WORK INSTRUCTION =
Please state how many lines of the listing contain the word "JSON", giving the number by itself.

DATA EXTRACTS =

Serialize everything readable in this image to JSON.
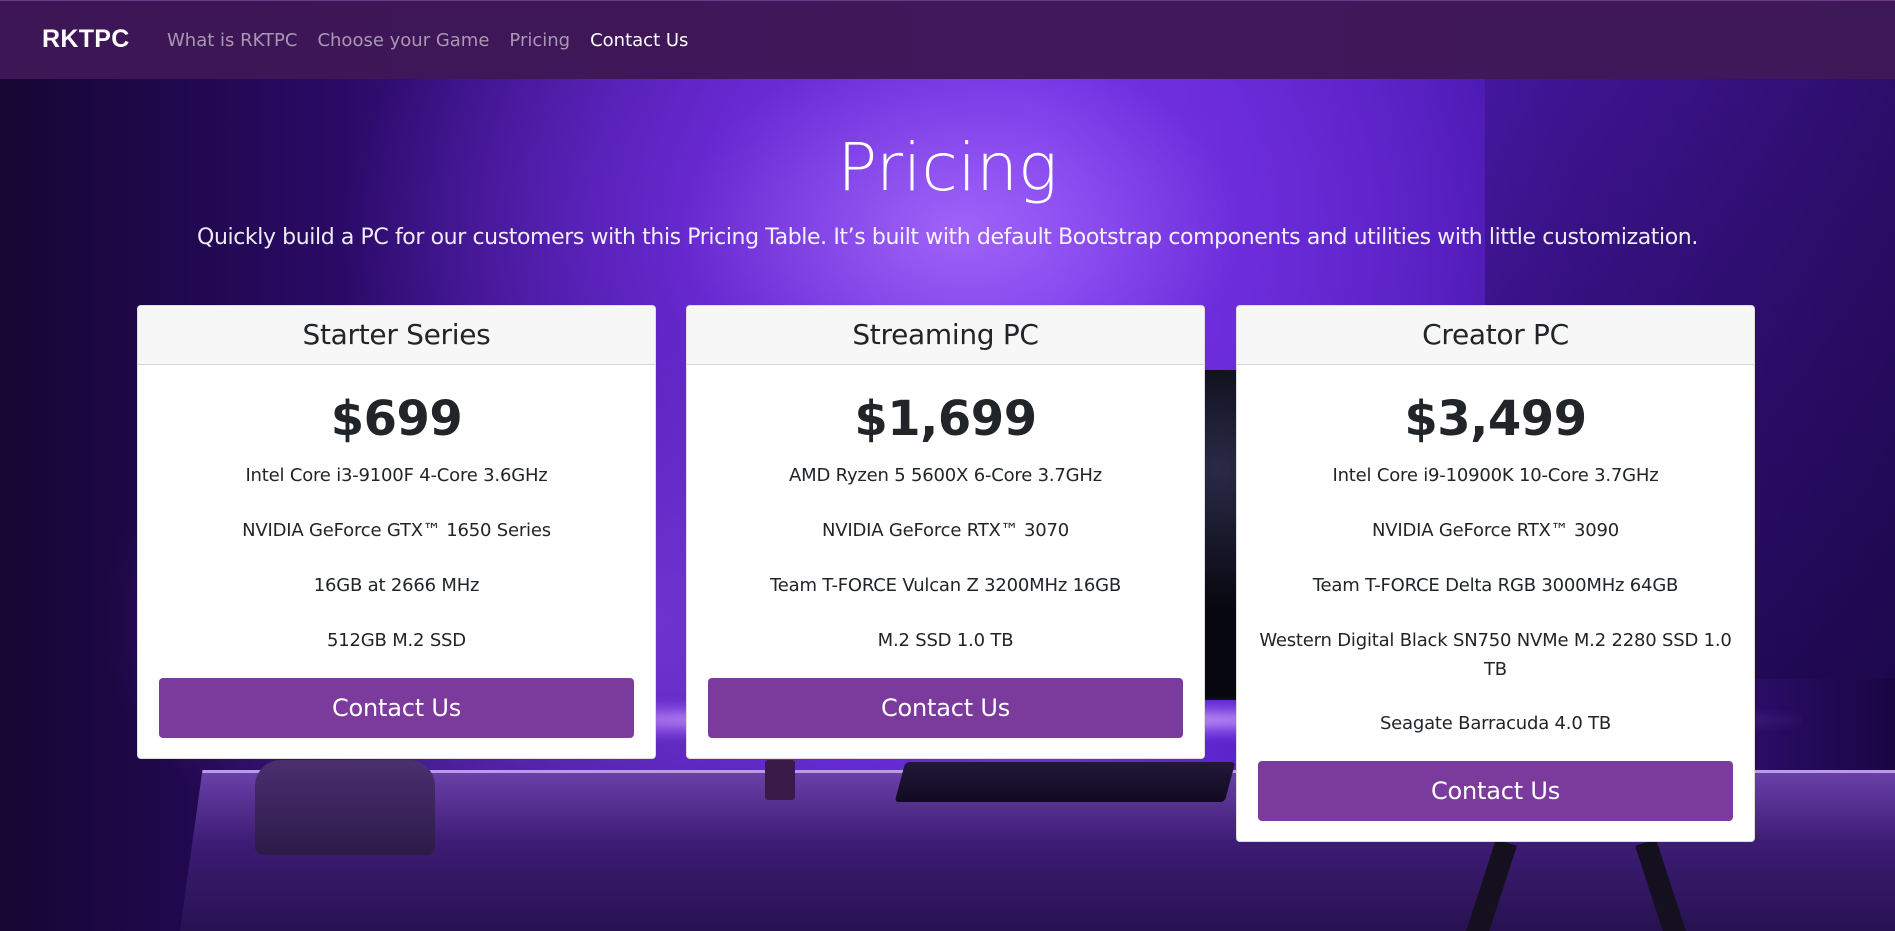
{
  "navbar": {
    "brand": "RKTPC",
    "links": [
      {
        "label": "What is RKTPC",
        "active": false
      },
      {
        "label": "Choose your Game",
        "active": false
      },
      {
        "label": "Pricing",
        "active": false
      },
      {
        "label": "Contact Us",
        "active": true
      }
    ]
  },
  "hero": {
    "title": "Pricing",
    "subtitle": "Quickly build a PC for our customers with this Pricing Table. It’s built with default Bootstrap components and utilities with little customization."
  },
  "cards": [
    {
      "title": "Starter Series",
      "price": "$699",
      "features": [
        "Intel Core i3-9100F 4-Core 3.6GHz",
        "NVIDIA GeForce GTX™ 1650 Series",
        "16GB at 2666 MHz",
        "512GB M.2 SSD"
      ],
      "button": "Contact Us"
    },
    {
      "title": "Streaming PC",
      "price": "$1,699",
      "features": [
        "AMD Ryzen 5 5600X 6-Core 3.7GHz",
        "NVIDIA GeForce RTX™ 3070",
        "Team T-FORCE Vulcan Z 3200MHz 16GB",
        "M.2 SSD 1.0 TB"
      ],
      "button": "Contact Us"
    },
    {
      "title": "Creator PC",
      "price": "$3,499",
      "features": [
        "Intel Core i9-10900K 10-Core 3.7GHz",
        "NVIDIA GeForce RTX™ 3090",
        "Team T-FORCE Delta RGB 3000MHz 64GB",
        "Western Digital Black SN750 NVMe M.2 2280 SSD 1.0 TB",
        "Seagate Barracuda 4.0 TB"
      ],
      "button": "Contact Us"
    }
  ],
  "colors": {
    "navbar_bg": "#41185c",
    "button_bg": "#7b3b9c",
    "card_header_bg": "#f7f7f7",
    "text_dark": "#212529"
  }
}
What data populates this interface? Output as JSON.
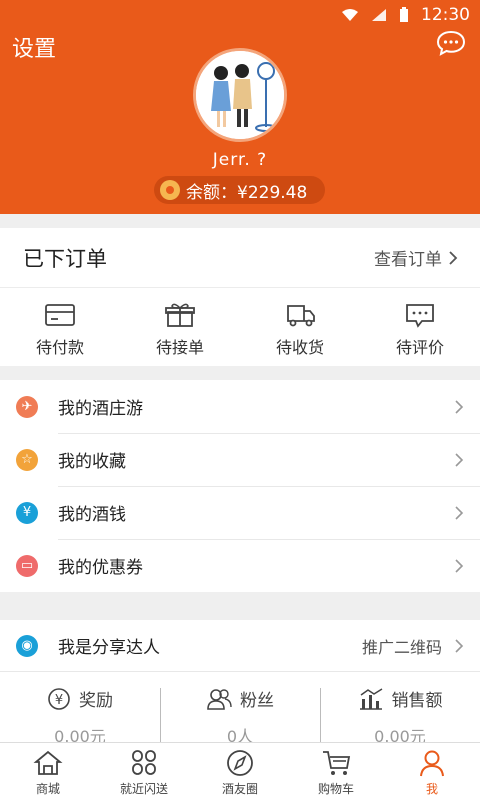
{
  "status_bar": {
    "time": "12:30"
  },
  "header": {
    "title": "设置",
    "username": "Jerr.   ?",
    "balance_label": "余额：¥229.48"
  },
  "orders": {
    "title": "已下订单",
    "view_all": "查看订单",
    "items": [
      {
        "label": "待付款",
        "icon": "card-icon"
      },
      {
        "label": "待接单",
        "icon": "gift-icon"
      },
      {
        "label": "待收货",
        "icon": "truck-icon"
      },
      {
        "label": "待评价",
        "icon": "comment-icon"
      }
    ]
  },
  "menu": [
    {
      "label": "我的酒庄游",
      "icon": "tour-icon",
      "color": "#f07c55"
    },
    {
      "label": "我的收藏",
      "icon": "star-icon",
      "color": "#f2a33a"
    },
    {
      "label": "我的酒钱",
      "icon": "yen-icon",
      "color": "#1aa0d8"
    },
    {
      "label": "我的优惠券",
      "icon": "coupon-icon",
      "color": "#ef6b6b"
    }
  ],
  "share": {
    "title": "我是分享达人",
    "promo": "推广二维码",
    "stats": [
      {
        "label": "奖励",
        "value": "0.00元",
        "icon": "yen-circle-icon"
      },
      {
        "label": "粉丝",
        "value": "0人",
        "icon": "people-icon"
      },
      {
        "label": "销售额",
        "value": "0.00元",
        "icon": "bar-chart-icon"
      }
    ]
  },
  "bottom_nav": [
    {
      "label": "商城",
      "icon": "home-icon",
      "active": false
    },
    {
      "label": "就近闪送",
      "icon": "grid-icon",
      "active": false
    },
    {
      "label": "酒友圈",
      "icon": "compass-icon",
      "active": false
    },
    {
      "label": "购物车",
      "icon": "cart-icon",
      "active": false
    },
    {
      "label": "我",
      "icon": "person-icon",
      "active": true
    }
  ],
  "colors": {
    "brand": "#e95a1a"
  }
}
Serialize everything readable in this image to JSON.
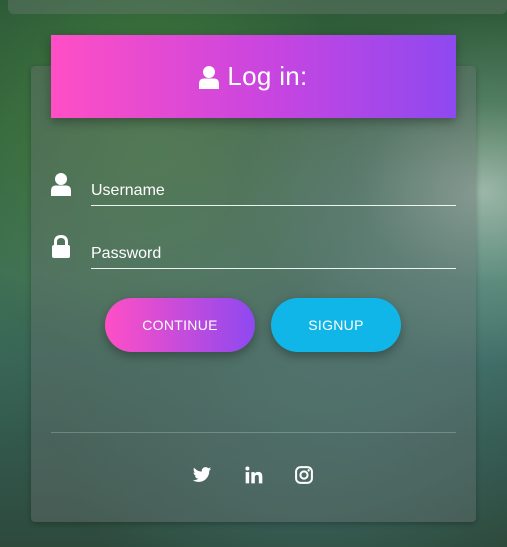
{
  "header": {
    "title": "Log in:",
    "icon": "user-icon"
  },
  "form": {
    "username": {
      "placeholder": "Username",
      "value": "",
      "icon": "user-icon"
    },
    "password": {
      "placeholder": "Password",
      "value": "",
      "icon": "lock-icon"
    }
  },
  "buttons": {
    "continue_label": "CONTINUE",
    "signup_label": "SIGNUP"
  },
  "social": [
    "twitter-icon",
    "linkedin-icon",
    "instagram-icon"
  ],
  "colors": {
    "gradient_start": "#ff4fc5",
    "gradient_end": "#8e49f0",
    "signup": "#10b6e8",
    "text": "#ffffff"
  }
}
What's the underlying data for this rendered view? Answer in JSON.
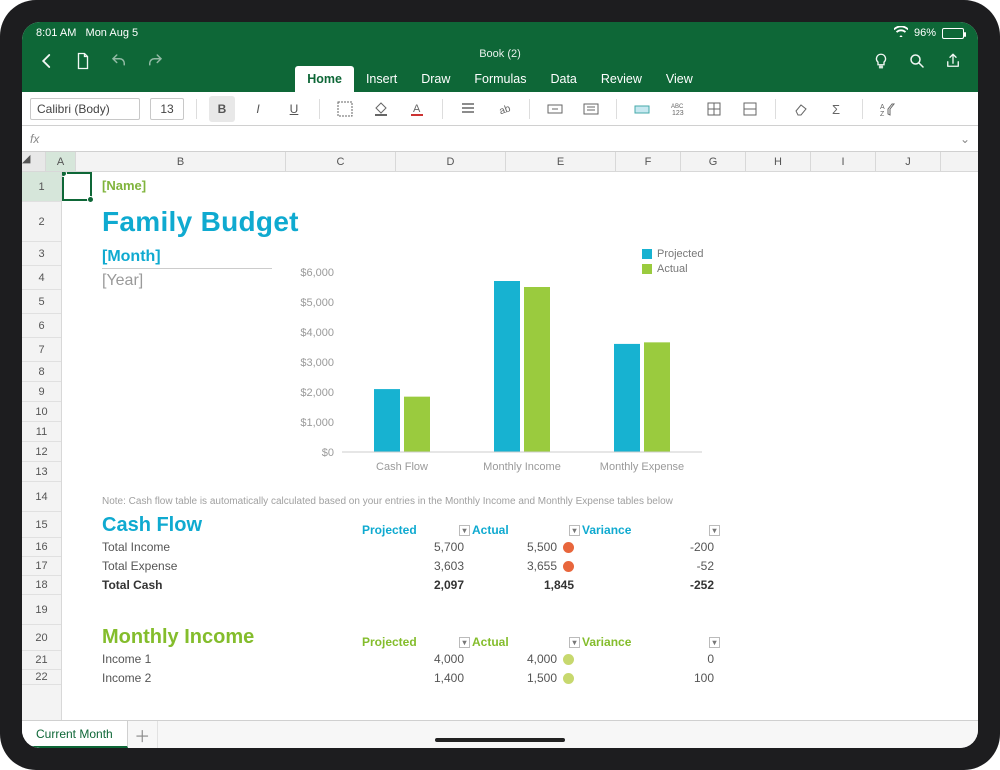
{
  "status": {
    "time": "8:01 AM",
    "date": "Mon Aug 5",
    "battery": "96%"
  },
  "app": {
    "title": "Book (2)",
    "tabs": [
      "Home",
      "Insert",
      "Draw",
      "Formulas",
      "Data",
      "Review",
      "View"
    ],
    "active_tab": "Home"
  },
  "toolbar": {
    "font_name": "Calibri (Body)",
    "font_size": "13"
  },
  "formula_bar": {
    "label": "fx"
  },
  "columns": [
    "A",
    "B",
    "C",
    "D",
    "E",
    "F",
    "G",
    "H",
    "I",
    "J"
  ],
  "rows": [
    1,
    2,
    3,
    4,
    5,
    6,
    7,
    8,
    9,
    10,
    11,
    12,
    13,
    14,
    15,
    16,
    17,
    18,
    19,
    20,
    21,
    22
  ],
  "content": {
    "name": "[Name]",
    "title": "Family Budget",
    "month": "[Month]",
    "year": "[Year]",
    "note": "Note: Cash flow table is automatically calculated based on your entries in the Monthly Income and Monthly Expense tables below",
    "cashflow": {
      "title": "Cash Flow",
      "headers": [
        "Projected",
        "Actual",
        "Variance"
      ],
      "rows": [
        {
          "label": "Total Income",
          "projected": "5,700",
          "actual": "5,500",
          "variance": "-200",
          "dot": "red"
        },
        {
          "label": "Total Expense",
          "projected": "3,603",
          "actual": "3,655",
          "variance": "-52",
          "dot": "red"
        },
        {
          "label": "Total Cash",
          "projected": "2,097",
          "actual": "1,845",
          "variance": "-252",
          "bold": true
        }
      ]
    },
    "income": {
      "title": "Monthly Income",
      "headers": [
        "Projected",
        "Actual",
        "Variance"
      ],
      "rows": [
        {
          "label": "Income 1",
          "projected": "4,000",
          "actual": "4,000",
          "variance": "0",
          "dot": "grn"
        },
        {
          "label": "Income 2",
          "projected": "1,400",
          "actual": "1,500",
          "variance": "100",
          "dot": "grn"
        }
      ]
    }
  },
  "sheet_tab": "Current Month",
  "legend": {
    "projected": "Projected",
    "actual": "Actual"
  },
  "chart_data": {
    "type": "bar",
    "categories": [
      "Cash Flow",
      "Monthly Income",
      "Monthly Expense"
    ],
    "series": [
      {
        "name": "Projected",
        "values": [
          2097,
          5700,
          3603
        ],
        "color": "#17b2d1"
      },
      {
        "name": "Actual",
        "values": [
          1845,
          5500,
          3655
        ],
        "color": "#9acb3e"
      }
    ],
    "ylim": [
      0,
      6000
    ],
    "yticks": [
      0,
      1000,
      2000,
      3000,
      4000,
      5000,
      6000
    ],
    "ytick_labels": [
      "$0",
      "$1,000",
      "$2,000",
      "$3,000",
      "$4,000",
      "$5,000",
      "$6,000"
    ]
  }
}
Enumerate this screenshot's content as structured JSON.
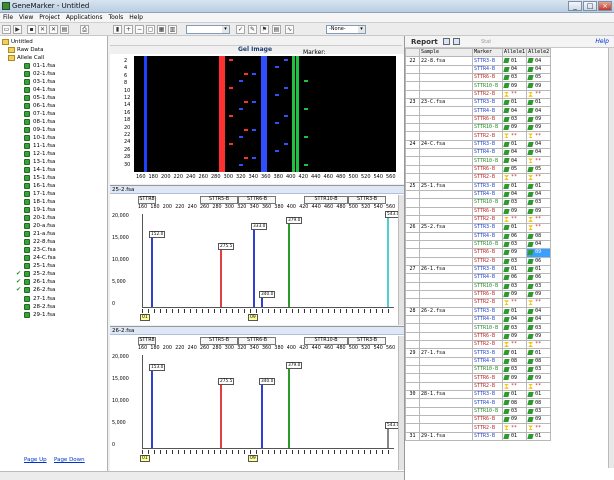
{
  "window": {
    "title": "GeneMarker - Untitled"
  },
  "menu": [
    "File",
    "View",
    "Project",
    "Applications",
    "Tools",
    "Help"
  ],
  "toolbar": {
    "marker_label": "Marker:",
    "marker_value": "-None-"
  },
  "tree": {
    "root": "Untitled",
    "raw": "Raw Data",
    "call": "Allele Call",
    "files": [
      "01-1.fsa",
      "02-1.fsa",
      "03-1.fsa",
      "04-1.fsa",
      "05-1.fsa",
      "06-1.fsa",
      "07-1.fsa",
      "08-1.fsa",
      "09-1.fsa",
      "10-1.fsa",
      "11-1.fsa",
      "12-1.fsa",
      "13-1.fsa",
      "14-1.fsa",
      "15-1.fsa",
      "16-1.fsa",
      "17-1.fsa",
      "18-1.fsa",
      "19-1.fsa",
      "20-1.fsa",
      "20-a.fsa",
      "21-a.fsa",
      "22-8.fsa",
      "23-C.fsa",
      "24-C.fsa",
      "25-1.fsa",
      "25-2.fsa",
      "26-1.fsa",
      "26-2.fsa",
      "27-1.fsa",
      "28-2.fsa",
      "29-1.fsa"
    ],
    "checked": [
      "25-2.fsa",
      "26-1.fsa",
      "26-2.fsa"
    ]
  },
  "left_footer": {
    "page_up": "Page Up",
    "page_down": "Page Down"
  },
  "gel": {
    "title": "Gel Image",
    "y_ticks": [
      "2",
      "4",
      "6",
      "8",
      "10",
      "12",
      "14",
      "16",
      "18",
      "20",
      "22",
      "24",
      "26",
      "28",
      "30"
    ],
    "x_ticks": [
      "160",
      "180",
      "200",
      "220",
      "240",
      "260",
      "280",
      "300",
      "320",
      "340",
      "360",
      "380",
      "400",
      "420",
      "440",
      "460",
      "480",
      "500",
      "520",
      "540",
      "560"
    ]
  },
  "panel1": {
    "name": "25-2.fsa",
    "loci": [
      "STTR8",
      "STTR5-B",
      "STTR6-B",
      "STTR10-B",
      "STTR3-B"
    ],
    "x_ticks": [
      "160",
      "180",
      "200",
      "220",
      "240",
      "260",
      "280",
      "300",
      "320",
      "340",
      "360",
      "380",
      "400",
      "420",
      "440",
      "460",
      "480",
      "500",
      "520",
      "540",
      "560"
    ],
    "y_ticks": [
      "20,000",
      "15,000",
      "10,000",
      "5,000",
      "0"
    ],
    "peaks": [
      "152.0",
      "275.5",
      "333.0",
      "340.0",
      "379.0",
      "543.0"
    ],
    "markers": [
      "01",
      "09"
    ]
  },
  "panel2": {
    "name": "26-2.fsa",
    "loci": [
      "STTR8",
      "STTR5-B",
      "STTR6-B",
      "STTR10-B",
      "STTR3-B"
    ],
    "x_ticks": [
      "160",
      "180",
      "200",
      "220",
      "240",
      "260",
      "280",
      "300",
      "320",
      "340",
      "360",
      "380",
      "400",
      "420",
      "440",
      "460",
      "480",
      "500",
      "520",
      "540",
      "560"
    ],
    "y_ticks": [
      "20,000",
      "15,000",
      "10,000",
      "5,000",
      "0"
    ],
    "peaks": [
      "153.0",
      "275.5",
      "340.0",
      "379.0",
      "543.0"
    ],
    "markers": [
      "01",
      "09"
    ]
  },
  "report": {
    "title": "Report",
    "filter_label": "Stat",
    "help": "Help",
    "columns": [
      "",
      "Sample",
      "Marker",
      "Allele1",
      "Allele2"
    ],
    "rows": [
      [
        "22",
        "22-8.fsa",
        "STTR3-B",
        "01",
        "04"
      ],
      [
        "",
        "",
        "STTR4-B",
        "04",
        "04"
      ],
      [
        "",
        "",
        "STTR6-B",
        "03",
        "05"
      ],
      [
        "",
        "",
        "STTR10-B",
        "09",
        "09"
      ],
      [
        "",
        "",
        "STTR2-B",
        "**",
        "**"
      ],
      [
        "23",
        "23-C.fsa",
        "STTR3-B",
        "01",
        "01"
      ],
      [
        "",
        "",
        "STTR4-B",
        "04",
        "04"
      ],
      [
        "",
        "",
        "STTR6-B",
        "03",
        "09"
      ],
      [
        "",
        "",
        "STTR10-B",
        "09",
        "09"
      ],
      [
        "",
        "",
        "STTR2-B",
        "**",
        "**"
      ],
      [
        "24",
        "24-C.fsa",
        "STTR3-B",
        "01",
        "04"
      ],
      [
        "",
        "",
        "STTR4-B",
        "04",
        "04"
      ],
      [
        "",
        "",
        "STTR10-B",
        "04",
        "**"
      ],
      [
        "",
        "",
        "STTR6-B",
        "05",
        "05"
      ],
      [
        "",
        "",
        "STTR2-B",
        "**",
        "**"
      ],
      [
        "25",
        "25-1.fsa",
        "STTR3-B",
        "01",
        "01"
      ],
      [
        "",
        "",
        "STTR4-B",
        "04",
        "04"
      ],
      [
        "",
        "",
        "STTR10-B",
        "03",
        "03"
      ],
      [
        "",
        "",
        "STTR6-B",
        "09",
        "09"
      ],
      [
        "",
        "",
        "STTR2-B",
        "**",
        "**"
      ],
      [
        "26",
        "25-2.fsa",
        "STTR3-B",
        "01",
        "**"
      ],
      [
        "",
        "",
        "STTR4-B",
        "06",
        "08"
      ],
      [
        "",
        "",
        "STTR10-B",
        "03",
        "04"
      ],
      [
        "",
        "",
        "STTR6-B",
        "09",
        "09"
      ],
      [
        "",
        "",
        "STTR2-B",
        "03",
        "06"
      ],
      [
        "27",
        "26-1.fsa",
        "STTR3-B",
        "01",
        "01"
      ],
      [
        "",
        "",
        "STTR4-B",
        "06",
        "06"
      ],
      [
        "",
        "",
        "STTR10-B",
        "03",
        "03"
      ],
      [
        "",
        "",
        "STTR6-B",
        "09",
        "09"
      ],
      [
        "",
        "",
        "STTR2-B",
        "**",
        "**"
      ],
      [
        "28",
        "26-2.fsa",
        "STTR3-B",
        "01",
        "04"
      ],
      [
        "",
        "",
        "STTR4-B",
        "04",
        "04"
      ],
      [
        "",
        "",
        "STTR10-B",
        "03",
        "03"
      ],
      [
        "",
        "",
        "STTR6-B",
        "09",
        "09"
      ],
      [
        "",
        "",
        "STTR2-B",
        "**",
        "**"
      ],
      [
        "29",
        "27-1.fsa",
        "STTR3-B",
        "01",
        "01"
      ],
      [
        "",
        "",
        "STTR4-B",
        "08",
        "08"
      ],
      [
        "",
        "",
        "STTR10-B",
        "03",
        "03"
      ],
      [
        "",
        "",
        "STTR6-B",
        "09",
        "09"
      ],
      [
        "",
        "",
        "STTR2-B",
        "**",
        "**"
      ],
      [
        "30",
        "28-1.fsa",
        "STTR3-B",
        "01",
        "01"
      ],
      [
        "",
        "",
        "STTR4-B",
        "08",
        "08"
      ],
      [
        "",
        "",
        "STTR10-B",
        "03",
        "03"
      ],
      [
        "",
        "",
        "STTR6-B",
        "09",
        "09"
      ],
      [
        "",
        "",
        "STTR2-B",
        "**",
        "**"
      ],
      [
        "31",
        "29-1.fsa",
        "STTR3-B",
        "01",
        "01"
      ]
    ]
  }
}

RESPONSE TO THE EXERCISE =
5